The Boston home where late mobster James "Whitey" Bulger and his gang buried three of their victims may be torn down to make way for a new residential development.
The Boston Globe reported Tuesday that the Boston Landmarks Commission recently received an application to demolish the 1,975-square-foot (180-square-meter) two-story South Boston home to make way for a new four-unit townhouse style development with eight garaged parking spots.
The previous asking price of $3.5 million was lowered to $3,395,000, and the property is currently under agreement, according to Redfin.com.
The home, which Bulger called "The Haunty" was once owned by the brother of a Bulger associate.
During Bulger's racketeering trial, a witness said he saw Bulger kill three people in the house. Their bodies were buried in the basement, which had a dirt floor at the time. In 1985, when the house was about to be sold, the bodies were exhumed and reburied elsewhere.
Bulger was convicted in 2013 for his role in the deaths of 11 people, including the three buried in the house. He was killed in a federal prison last October at age 89.
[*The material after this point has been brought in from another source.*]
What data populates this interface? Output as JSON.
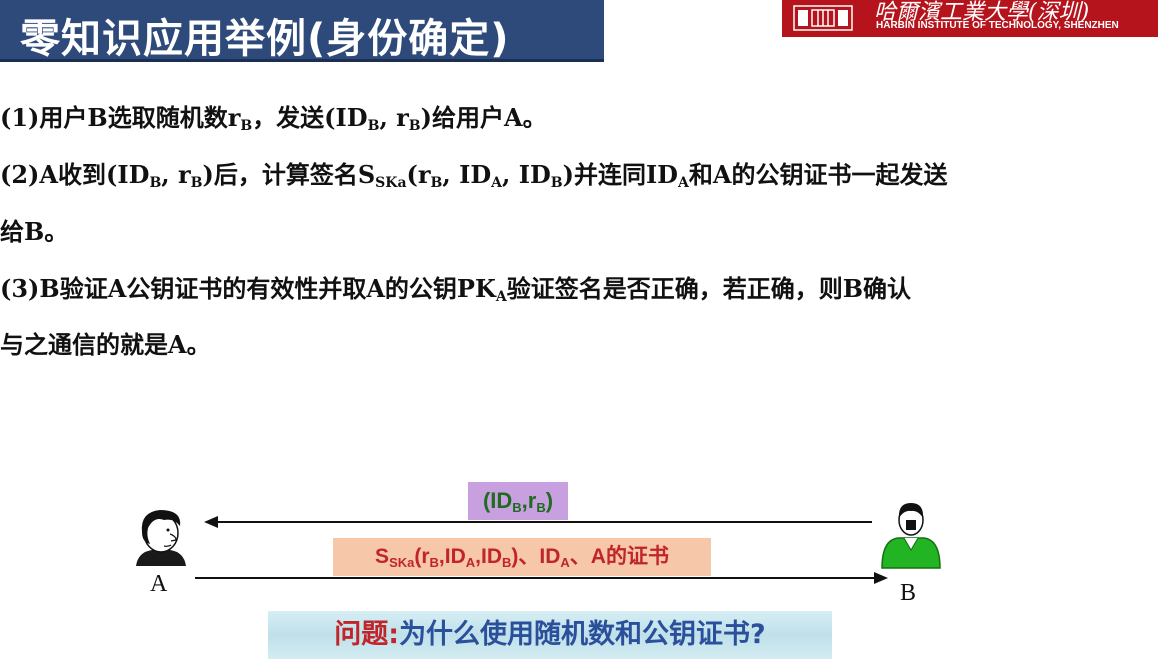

The Boston Landmarks Commission has 10 calendar days to review applications to demolish properties to determine whether they have "historic significance."